_SUPPLIED DATA_
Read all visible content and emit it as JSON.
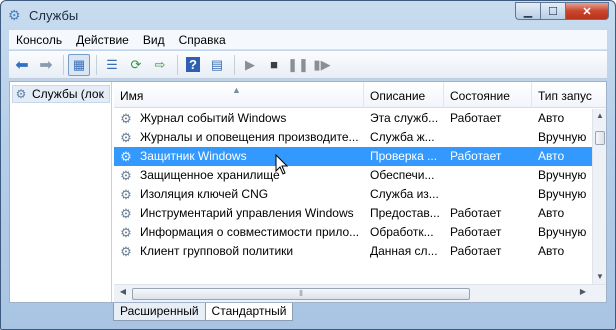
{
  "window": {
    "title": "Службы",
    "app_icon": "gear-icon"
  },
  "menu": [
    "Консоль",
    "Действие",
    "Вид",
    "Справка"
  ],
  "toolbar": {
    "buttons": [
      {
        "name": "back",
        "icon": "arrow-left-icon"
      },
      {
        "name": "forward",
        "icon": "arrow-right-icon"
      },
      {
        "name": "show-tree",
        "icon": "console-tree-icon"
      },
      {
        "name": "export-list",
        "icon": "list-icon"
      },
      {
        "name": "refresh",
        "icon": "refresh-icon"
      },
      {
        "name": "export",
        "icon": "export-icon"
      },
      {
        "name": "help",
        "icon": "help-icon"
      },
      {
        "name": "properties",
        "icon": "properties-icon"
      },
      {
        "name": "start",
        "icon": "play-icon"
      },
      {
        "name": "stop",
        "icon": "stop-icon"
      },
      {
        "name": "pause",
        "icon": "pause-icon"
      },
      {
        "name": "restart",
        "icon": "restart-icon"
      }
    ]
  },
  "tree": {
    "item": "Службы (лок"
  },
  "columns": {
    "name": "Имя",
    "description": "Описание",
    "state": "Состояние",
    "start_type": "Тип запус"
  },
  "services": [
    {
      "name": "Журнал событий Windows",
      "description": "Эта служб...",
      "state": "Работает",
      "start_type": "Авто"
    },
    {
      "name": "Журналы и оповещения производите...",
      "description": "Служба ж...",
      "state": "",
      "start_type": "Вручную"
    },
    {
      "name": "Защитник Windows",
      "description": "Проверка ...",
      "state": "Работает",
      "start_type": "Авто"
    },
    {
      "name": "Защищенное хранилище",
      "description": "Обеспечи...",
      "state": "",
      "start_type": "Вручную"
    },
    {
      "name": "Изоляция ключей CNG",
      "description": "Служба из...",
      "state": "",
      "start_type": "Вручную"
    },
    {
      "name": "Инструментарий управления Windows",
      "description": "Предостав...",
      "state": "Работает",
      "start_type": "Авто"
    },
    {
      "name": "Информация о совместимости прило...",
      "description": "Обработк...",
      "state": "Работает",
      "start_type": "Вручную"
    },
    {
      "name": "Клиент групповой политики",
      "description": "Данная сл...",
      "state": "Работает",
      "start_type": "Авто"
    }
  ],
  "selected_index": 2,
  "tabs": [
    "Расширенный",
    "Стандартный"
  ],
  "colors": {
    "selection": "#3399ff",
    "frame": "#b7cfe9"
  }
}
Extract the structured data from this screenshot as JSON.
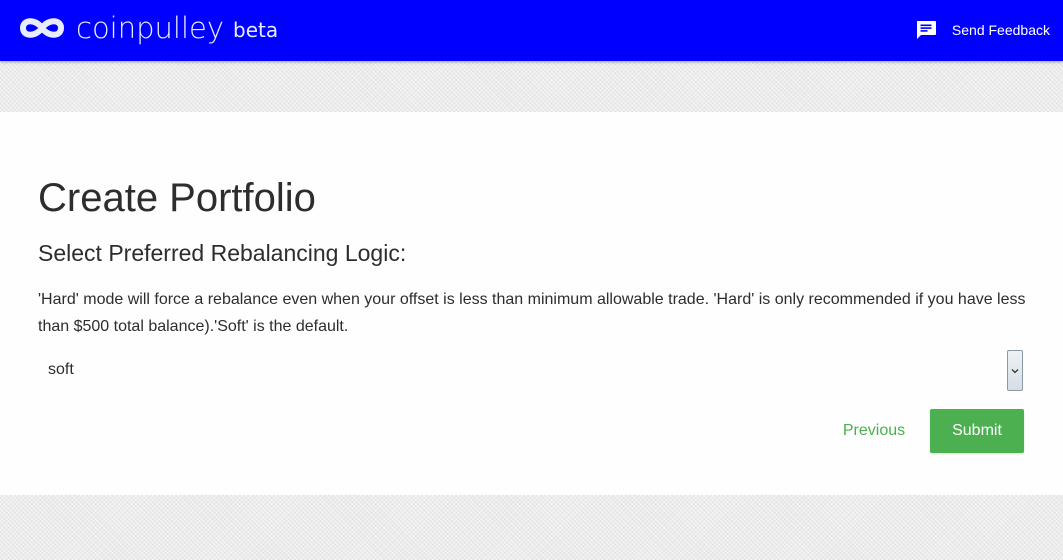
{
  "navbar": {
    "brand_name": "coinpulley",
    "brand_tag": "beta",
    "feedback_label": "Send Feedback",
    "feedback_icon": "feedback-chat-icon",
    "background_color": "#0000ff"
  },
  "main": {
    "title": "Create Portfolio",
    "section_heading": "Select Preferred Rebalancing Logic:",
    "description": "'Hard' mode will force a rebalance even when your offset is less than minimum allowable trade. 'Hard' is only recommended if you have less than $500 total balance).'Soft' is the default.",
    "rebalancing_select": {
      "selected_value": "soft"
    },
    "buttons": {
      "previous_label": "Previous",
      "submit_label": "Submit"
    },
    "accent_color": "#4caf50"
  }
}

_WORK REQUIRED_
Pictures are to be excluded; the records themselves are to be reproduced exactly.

_TASK RESPONSE_
Read all visible content and emit it as JSON.
{
  "window": {
    "title": "Службы",
    "app_icon": "gear-icon"
  },
  "menu": [
    "Консоль",
    "Действие",
    "Вид",
    "Справка"
  ],
  "toolbar": {
    "buttons": [
      {
        "name": "back",
        "icon": "arrow-left-icon"
      },
      {
        "name": "forward",
        "icon": "arrow-right-icon"
      },
      {
        "name": "show-tree",
        "icon": "console-tree-icon"
      },
      {
        "name": "export-list",
        "icon": "list-icon"
      },
      {
        "name": "refresh",
        "icon": "refresh-icon"
      },
      {
        "name": "export",
        "icon": "export-icon"
      },
      {
        "name": "help",
        "icon": "help-icon"
      },
      {
        "name": "properties",
        "icon": "properties-icon"
      },
      {
        "name": "start",
        "icon": "play-icon"
      },
      {
        "name": "stop",
        "icon": "stop-icon"
      },
      {
        "name": "pause",
        "icon": "pause-icon"
      },
      {
        "name": "restart",
        "icon": "restart-icon"
      }
    ]
  },
  "tree": {
    "item": "Службы (лок"
  },
  "columns": {
    "name": "Имя",
    "description": "Описание",
    "state": "Состояние",
    "start_type": "Тип запус"
  },
  "services": [
    {
      "name": "Журнал событий Windows",
      "description": "Эта служб...",
      "state": "Работает",
      "start_type": "Авто"
    },
    {
      "name": "Журналы и оповещения производите...",
      "description": "Служба ж...",
      "state": "",
      "start_type": "Вручную"
    },
    {
      "name": "Защитник Windows",
      "description": "Проверка ...",
      "state": "Работает",
      "start_type": "Авто"
    },
    {
      "name": "Защищенное хранилище",
      "description": "Обеспечи...",
      "state": "",
      "start_type": "Вручную"
    },
    {
      "name": "Изоляция ключей CNG",
      "description": "Служба из...",
      "state": "",
      "start_type": "Вручную"
    },
    {
      "name": "Инструментарий управления Windows",
      "description": "Предостав...",
      "state": "Работает",
      "start_type": "Авто"
    },
    {
      "name": "Информация о совместимости прило...",
      "description": "Обработк...",
      "state": "Работает",
      "start_type": "Вручную"
    },
    {
      "name": "Клиент групповой политики",
      "description": "Данная сл...",
      "state": "Работает",
      "start_type": "Авто"
    }
  ],
  "selected_index": 2,
  "tabs": [
    "Расширенный",
    "Стандартный"
  ],
  "colors": {
    "selection": "#3399ff",
    "frame": "#b7cfe9"
  }
}
Extract the structured data from this screenshot as JSON.
{
  "navbar": {
    "brand_name": "coinpulley",
    "brand_tag": "beta",
    "feedback_label": "Send Feedback",
    "feedback_icon": "feedback-chat-icon",
    "background_color": "#0000ff"
  },
  "main": {
    "title": "Create Portfolio",
    "section_heading": "Select Preferred Rebalancing Logic:",
    "description": "'Hard' mode will force a rebalance even when your offset is less than minimum allowable trade. 'Hard' is only recommended if you have less than $500 total balance).'Soft' is the default.",
    "rebalancing_select": {
      "selected_value": "soft"
    },
    "buttons": {
      "previous_label": "Previous",
      "submit_label": "Submit"
    },
    "accent_color": "#4caf50"
  }
}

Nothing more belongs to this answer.